Bears should study college scouts for GM vacancy
By Sean Jensen email@example.com January 7, 2012 4:56PM
Thomas Dimitroff successfully slid into the GM role with the Falcons after serving as the Patriots’ college scouting director. | Kevin C. Cox~Getty Images
I’m one of the 50 voters selected by the Associated Press to determine the prestigious All-Pro team. After consulting more than 16 scouts and coaches, here’s my ballot:
WR (2) – Calvin Johnson, Detroit Lions; Wes Welker, New England Patriots
TE (1) – Rob Gronkowski, Patriots
T (2) – Jason Peters, Philadelphia Eagles; Joe Thomas, Cleveland Browns
G (2) – Marshal Yanda, Baltimore Ravens; Logan Mankins, Patriots
C (1) – Chris Myers, Houston Texans
QB (1) – Aaron Rodgers, Green Bay Packers
RB (2) – Maurice Jones-Drew, Jacksonville Jaguars; Ray Rice, Ravens
FB (1) – Vonta Leach, Ravens
Place-kicker (1) – Sebastian Janikowski, Oakland Raiders
Kick returner (1) – Devin Hester, Bears
DE (2) – Jared Allen, Minnesota Vikings; Jason Babin, Eagles
DT (2) – Haloti Ngata, Ravens; Justin Smith, San Francisco 49ers
OLB (2) – DeMarcus Ware, Dallas Cowboys; Terrell Suggs, Ravens
ILB (2) – Patrick Willis, 49ers; Derrick Johnson, Kansas City Chiefs
CB (2) – Darrelle Revis, New York Jets; Carlos Rogers, 49ers
S (2) – Eric Weddle, San Diego Chargers; Kam Chancellor, Seattle Seahawks
Punter (1) – Shane Lechler, Raiders
Updated: February 10, 2012 8:36AM
As they search for a replacement for Jerry Angelo, the Bears must determine the style in which they want their general manager to operate.
Because in the NFL, there’s more than just the traditional approach.
There’s the owner/general manager (Jerry Jones of the Dallas Cowboys), and there are the general managers who have salary cap/contract-negotiation backgrounds, such as Howie Roseman of the Philadelphia Eagles and Mike Reinfeldt of the Tennessee Titans.
But given their recent challenges in the NFL draft, the Bears may want to consider a candidate whose strength is in college scouting.
NFL teams hardly go that route, although Thomas Dimitroff transitioned from the college scouting director of the New England Patriots into a two-time Sporting News executive of the year as the general manager of the Atlanta Falcons.
There’s also an infamous cautionary tale, that of Phil Savage.
A longtime college scouting director for the Baltimore Ravens, Savage was hired to be the Cleveland Browns’ general manager in 2005. He had a strong staff, but he couldn’t escape his college scouting inclination, wanting to be on the road and seeing the nation’s next NFL stars.
That’s one of the concerns about those rooted in college scouting.
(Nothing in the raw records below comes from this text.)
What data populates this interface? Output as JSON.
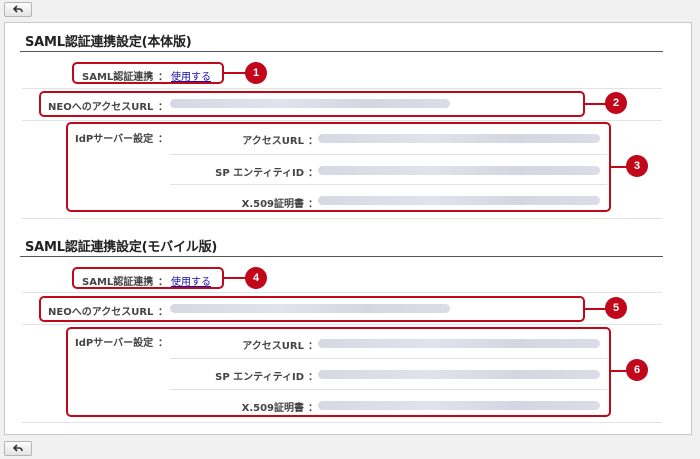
{
  "toolbar": {
    "back_icon": "back-arrow-icon"
  },
  "sections": [
    {
      "title": "SAML認証連携設定(本体版)",
      "saml_label": "SAML認証連携",
      "saml_value": "使用する",
      "neo_label": "NEOへのアクセスURL",
      "idp_label": "IdPサーバー設定",
      "access_url_label": "アクセスURL",
      "entity_label": "SP エンティティID",
      "cert_label": "X.509証明書",
      "sep": "："
    },
    {
      "title": "SAML認証連携設定(モバイル版)",
      "saml_label": "SAML認証連携",
      "saml_value": "使用する",
      "neo_label": "NEOへのアクセスURL",
      "idp_label": "IdPサーバー設定",
      "access_url_label": "アクセスURL",
      "entity_label": "SP エンティティID",
      "cert_label": "X.509証明書",
      "sep": "："
    }
  ],
  "callouts": [
    "1",
    "2",
    "3",
    "4",
    "5",
    "6"
  ],
  "colors": {
    "callout": "#c0081a",
    "link": "#1a0dab"
  }
}
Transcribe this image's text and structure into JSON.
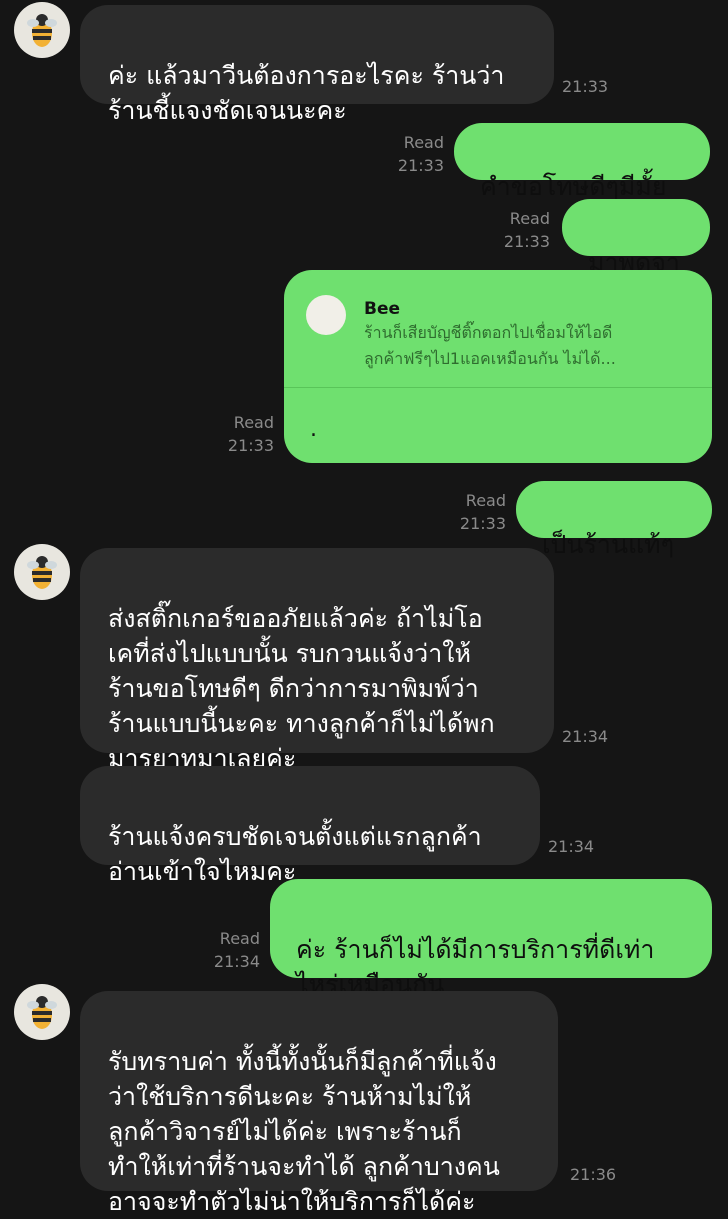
{
  "contact": {
    "name": "Bee",
    "avatar_icon": "bee-avatar-icon"
  },
  "colors": {
    "background": "#151515",
    "incoming_bubble": "#2b2b2b",
    "outgoing_bubble": "#6fe06f",
    "meta_text": "#8a8a8a"
  },
  "messages": [
    {
      "direction": "in",
      "text": "ค่ะ แล้วมาวีนต้องการอะไรคะ ร้านว่า\nร้านชี้แจงชัดเจนนะคะ",
      "time": "21:33"
    },
    {
      "direction": "out",
      "text": "คำขอโทษดีๆมีมั้ย",
      "read": "Read",
      "time": "21:33"
    },
    {
      "direction": "out",
      "text": "มาพูดจา",
      "read": "Read",
      "time": "21:33"
    },
    {
      "direction": "out",
      "reply_to_name": "Bee",
      "reply_to_text": "ร้านก็เสียบัญชีติ๊กตอกไปเชื่อมให้ไอดี\nลูกค้าฟรีๆไป1แอคเหมือนกัน ไม่ได้...",
      "text": ".",
      "read": "Read",
      "time": "21:33"
    },
    {
      "direction": "out",
      "text": "เป็นร้านแท้ๆ",
      "read": "Read",
      "time": "21:33"
    },
    {
      "direction": "in",
      "text": "ส่งสติ๊กเกอร์ขออภัยแล้วค่ะ ถ้าไม่โอ\nเคที่ส่งไปแบบนั้น รบกวนแจ้งว่าให้\nร้านขอโทษดีๆ ดีกว่าการมาพิมพ์ว่า\nร้านแบบนี้นะคะ ทางลูกค้าก็ไม่ได้พก\nมารยาทมาเลยค่ะ",
      "time": "21:34"
    },
    {
      "direction": "in",
      "text": "ร้านแจ้งครบชัดเจนตั้งแต่แรกลูกค้า\nอ่านเข้าใจไหมคะ",
      "time": "21:34"
    },
    {
      "direction": "out",
      "text": "ค่ะ ร้านก็ไม่ได้มีการบริการที่ดีเท่า\nไหร่เหมือนกัน",
      "read": "Read",
      "time": "21:34"
    },
    {
      "direction": "in",
      "text": "รับทราบค่า ทั้งนี้ทั้งนั้นก็มีลูกค้าที่แจ้ง\nว่าใช้บริการดีนะคะ ร้านห้ามไม่ให้\nลูกค้าวิจารย์ไม่ได้ค่ะ เพราะร้านก็\nทำให้เท่าที่ร้านจะทำได้ ลูกค้าบางคน\nอาจจะทำตัวไม่น่าให้บริการก็ได้ค่ะ",
      "time": "21:36"
    }
  ]
}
They’re usually dispatched all over the country, scouting all sorts of college players — the well-known, the unknown and everyone in between. But while they’re on the road, the pro scouts are at the team headquarters dealing with the waiver wire, attending meetings and keeping a pulse on all matters related to the NFL.
Savage struggled with that.
Dimitroff did not.
While he was based in Colorado for several years, Dimitroff did relocate closer to the Patriots’ headquarters in Foxboro, Mass., to immerse himself in NFL culture.
There are a handful of GM candidates with a strong college background. Two are currently college scouting directors: John Dorsey of the Green Bay Packers and Marc Ross of the New York Giants.
Dorsey, though, is old-school in his approach, disappearing from Green Bay for long stretches to study college players. Numerous sources also question whether he truly wants to be a general manager, reveling in his role and embracing the Packers. Dorsey reportedly turned down an opportunity to interview for the Indianapolis Colts vacancy, and two sources suggested he would not leave for an NFC North rival such as the Bears because of his loyalty to the Packers.
Ross is new-school. According to sources, he does plenty of traveling, but he works out of the Giants’ headquarters in East Rutherford, N.J., and he attends the team’s games and meetings.
Others who have different titles now have deep college backgrounds. They include Steve Keim of the Arizona Cardinals, Ryan Grigson of the Philadelphia Eagles, Jimmy Raye of the San Diego Chargers, Jason Licht of the Patriots and Sheldon White of the Detroit Lions.
Then there are current GM candidates whose roots are mostly on the pro side: Les Snead of the Atlanta Falcons, George Paton of the Minnesota Vikings, Tom Telesco of the Colts and Brian Gaine of the Miami Dolphins.
One option for the Bears could be to hire someone with a strong college background as the general manager, then count on him to hire a director with a strong pro background.